If the x-rays are normal, then it's probably spinal disease. With spinal or neurologic disease, we don't see anything on the x-rays. The only way to diagnose those dogs is with an MRI of the spine. It could also be Degenerative Myelopathy where there is degeneration of the nerves and how quickly they fire signals. Being a Rhodesian, we would also have to put Dermoid Cysts on the list. This is where there is a tract from the spinal cord to the skin. This can lead to meningitis and pain/ weakness in the hind limbs. Again, x-rays are not helpful and an MRI is needed.

If you want to go the route of an MRI, a neurologist consult would be ideal.
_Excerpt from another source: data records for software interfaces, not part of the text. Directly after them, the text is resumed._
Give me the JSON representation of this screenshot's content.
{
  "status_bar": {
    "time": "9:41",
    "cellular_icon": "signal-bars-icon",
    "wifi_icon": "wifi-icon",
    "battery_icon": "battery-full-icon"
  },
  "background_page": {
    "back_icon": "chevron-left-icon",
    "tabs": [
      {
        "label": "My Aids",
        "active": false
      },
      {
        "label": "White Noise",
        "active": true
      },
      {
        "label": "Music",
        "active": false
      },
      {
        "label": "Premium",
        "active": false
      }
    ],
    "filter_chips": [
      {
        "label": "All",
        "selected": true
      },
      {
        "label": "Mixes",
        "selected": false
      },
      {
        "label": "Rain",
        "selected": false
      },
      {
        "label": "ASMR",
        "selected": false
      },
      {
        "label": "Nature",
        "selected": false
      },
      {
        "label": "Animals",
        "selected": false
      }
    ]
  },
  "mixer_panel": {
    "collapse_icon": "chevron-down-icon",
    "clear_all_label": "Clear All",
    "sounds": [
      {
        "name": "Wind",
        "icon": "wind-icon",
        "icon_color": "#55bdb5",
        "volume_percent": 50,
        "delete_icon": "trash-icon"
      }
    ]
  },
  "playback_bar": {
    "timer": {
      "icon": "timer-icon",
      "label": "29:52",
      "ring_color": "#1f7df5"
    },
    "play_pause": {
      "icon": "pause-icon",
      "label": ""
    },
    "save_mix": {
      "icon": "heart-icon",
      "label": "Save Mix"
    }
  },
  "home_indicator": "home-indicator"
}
They do typically run ~ 1500. It's a lot, but you would get a final diagnosis.
Customer: replied 3 years ago.

Okay, these are definitely new ideas. If it was 1) spinal or neurologic disease, or 2) degenerative myelopathy, or 3) dermoid cysts, what would be the prognoses and treatment options? I am almost positive my husband wouldn't agree to $1,500 for an MRI...

1. If it's a disc herniation and compression on the spinal nerve roots, we treat similarly with pain meds and rest. There is a surgery option to remove the disc. That runs ~ 5000-7000.

2. Degenerative Myelopathy is managed with steroids- Prednisone. It's not curable, but we can help slow down the progression. Eventually it moves to the front legs and these dogs are euthanized due to poor quality of life.

3. Dermoid cysts are removed surgically. Secondary meningitis is managed with pain meds (Tramadol, Gabapentin) and antibiotics (Baytril or Clindamycin).

Dr. Gary and 4 other Dog Veterinary Specialists are ready to help you
Hi Shena,

I'm just following up on our conversation about Kami. How is everything going?

Dr. Gary